As specimens, one can challenge vivisection but here again human interest pervades animal rights. As moral philosopher Peter Singer points out, over 63 million animals are used for scientific research in US laboratories alone. The second focus is on food, where factory farming, the industrialisation of food creates violence to chickens, cattle, pigs. The third is the domain of domesticated pets, which raises the highest degree of sentimentality.
The court, at one level, is applying this perspective to a pastoral-agricultural way of life where the relation between man and animal is radically different. Here man and animal constitute a work complex and a ritual complex. Animals are often worshipped, as during Pongal. One can also think of the Jain Pinjrapols, where men would die rather than let the animals suffer. Accompanying this literal affection for the animal is a ritual complex where rites of manhood as rites of passage centre on contests with animals. Jallikattu belongs to this order where men who “conquer” the animal are seen among the most eligible bachelors. In these ritualised battles, there might be violence but little calculated cruelty. One should not confuse manhood as condition with machismo, which is an imitation of it and which is more prone to cruelty.
One also has to understand that as the pastoral-agricultural complex comes under attack, cruelty and commercialism can come in. But to confuse a ritual complex with what is called a cruel sport might be futile. There is a third and more complex point to be made.

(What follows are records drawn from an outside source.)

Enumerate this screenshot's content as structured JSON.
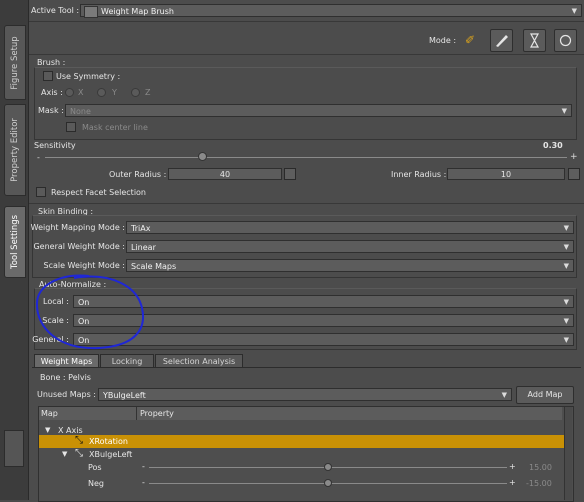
{
  "side_tabs": [
    {
      "label": "Figure Setup"
    },
    {
      "label": "Property Editor"
    },
    {
      "label": "Tool Settings"
    }
  ],
  "header": {
    "active_tool_label": "Active Tool :",
    "tool_name": "Weight Map Brush",
    "mode_label": "Mode :"
  },
  "brush": {
    "section_label": "Brush :",
    "use_symmetry_label": "Use Symmetry :",
    "axis_label": "Axis :",
    "axis_options": [
      "X",
      "Y",
      "Z"
    ],
    "mask_label": "Mask :",
    "mask_value": "None",
    "mask_center_line_label": "Mask center line"
  },
  "sensitivity": {
    "label": "Sensitivity",
    "value": "0.30",
    "level": 0.3
  },
  "radius": {
    "outer_label": "Outer Radius :",
    "outer_value": "40",
    "inner_label": "Inner Radius :",
    "inner_value": "10"
  },
  "respect_facet_label": "Respect Facet Selection",
  "skin_binding": {
    "section_label": "Skin Binding :",
    "rows": [
      {
        "label": "Weight Mapping Mode :",
        "value": "TriAx"
      },
      {
        "label": "General Weight Mode :",
        "value": "Linear"
      },
      {
        "label": "Scale Weight Mode :",
        "value": "Scale Maps"
      }
    ]
  },
  "auto_normalize": {
    "section_label": "Auto-Normalize :",
    "rows": [
      {
        "label": "Local :",
        "value": "On"
      },
      {
        "label": "Scale :",
        "value": "On"
      },
      {
        "label": "General :",
        "value": "On"
      }
    ]
  },
  "tabs": [
    "Weight Maps",
    "Locking",
    "Selection Analysis"
  ],
  "bone_label": "Bone : Pelvis",
  "unused_maps": {
    "label": "Unused Maps :",
    "value": "YBulgeLeft",
    "add_button": "Add Map"
  },
  "table": {
    "headers": [
      "Map",
      "Property"
    ],
    "rows": [
      {
        "label": "X Axis",
        "indent": 0,
        "toggle": "▼",
        "selected": false
      },
      {
        "label": "XRotation",
        "indent": 1,
        "toggle": "",
        "selected": true
      },
      {
        "label": "XBulgeLeft",
        "indent": 1,
        "toggle": "▼",
        "selected": false
      }
    ],
    "sliders": [
      {
        "label": "Pos",
        "value": "15.00",
        "level": 0.5
      },
      {
        "label": "Neg",
        "value": "-15.00",
        "level": 0.5
      }
    ]
  },
  "colors": {
    "accent": "#c99105",
    "panel": "#4c4c4c",
    "annotation": "#1f27d6"
  }
}
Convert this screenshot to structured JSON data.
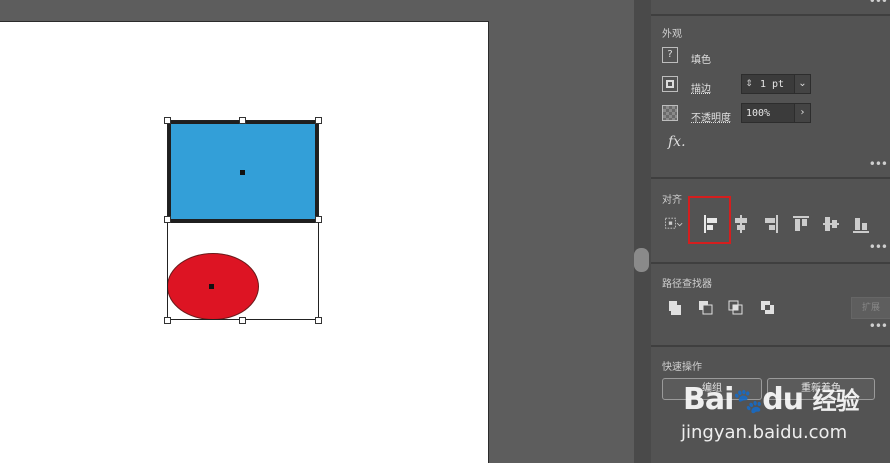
{
  "appearance": {
    "title": "外观",
    "fill_icon_glyph": "?",
    "fill_label": "填色",
    "stroke_label": "描边",
    "stroke_value": "1 pt",
    "opacity_label": "不透明度",
    "opacity_value": "100%",
    "fx_label": "fx."
  },
  "align": {
    "title": "对齐"
  },
  "pathfinder": {
    "title": "路径查找器",
    "expand_label": "扩展"
  },
  "quick_actions": {
    "title": "快速操作",
    "group_label": "编组",
    "recolor_label": "重新着色"
  },
  "watermark": {
    "brand": "Bai",
    "brand_tail": "du",
    "suffix": "经验",
    "url": "jingyan.baidu.com"
  },
  "colors": {
    "rect_fill": "#339fd8",
    "ellipse_fill": "#dd1423",
    "highlight": "#d41e1e",
    "panel_bg": "#535353"
  },
  "icons": [
    "help-icon",
    "stroke-icon",
    "transparency-icon",
    "fx-icon",
    "align-to-icon",
    "align-left-icon",
    "align-hcenter-icon",
    "align-right-icon",
    "align-top-icon",
    "align-vcenter-icon",
    "align-bottom-icon",
    "unite-icon",
    "minus-front-icon",
    "intersect-icon",
    "exclude-icon",
    "more-options-icon"
  ]
}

In such societies which create ritual tests of violence, cruelty would be rare. There is no attempt to sanitise violence as in modern societies which only banalises it. Ritual is a mechanism for channelising and regulating violence.
The world of Jallikattu, seen through the second perspective, presents a different picture of a pastoral-agricultural way of life. Here religion, livelihood, economics, lifecycle rituals combine to create a complex world which cannot be scrutinised in fragments.
The court has tended to see Jallikattu in terms of the first world, scholars have often presented the second case.
A dose of anthropology
This same grid of perspectives seems to extend to the recent menstruation debates, where the court asked the the Travancore Devaswom Board, which manages the Sabarimala shrine in Kerala, whether it has a constitutional right to prohibit women’s entry. Why can menstruating women not enter Sabarimala, the court asked. Why should it be a man’s domain?
Feminists have made this argument and one would say it works for the workplace where women need more rights and more kinds of rights. Yet to treat Sabarimala, a religious complex, and a secular workplace as equivalent entities does not make sense. One is not quite sure that women’s rights are being violated. Maybe there is a sensitivity to the condition of women which men occasionally recognise.
Studying these controversies, one realises that politics could do with a dose of anthropology, not as a colonial administrative instrument, but as an act of scholarship which often tells you a badly thought reform may destroy more rights and create more violence than one imagines today.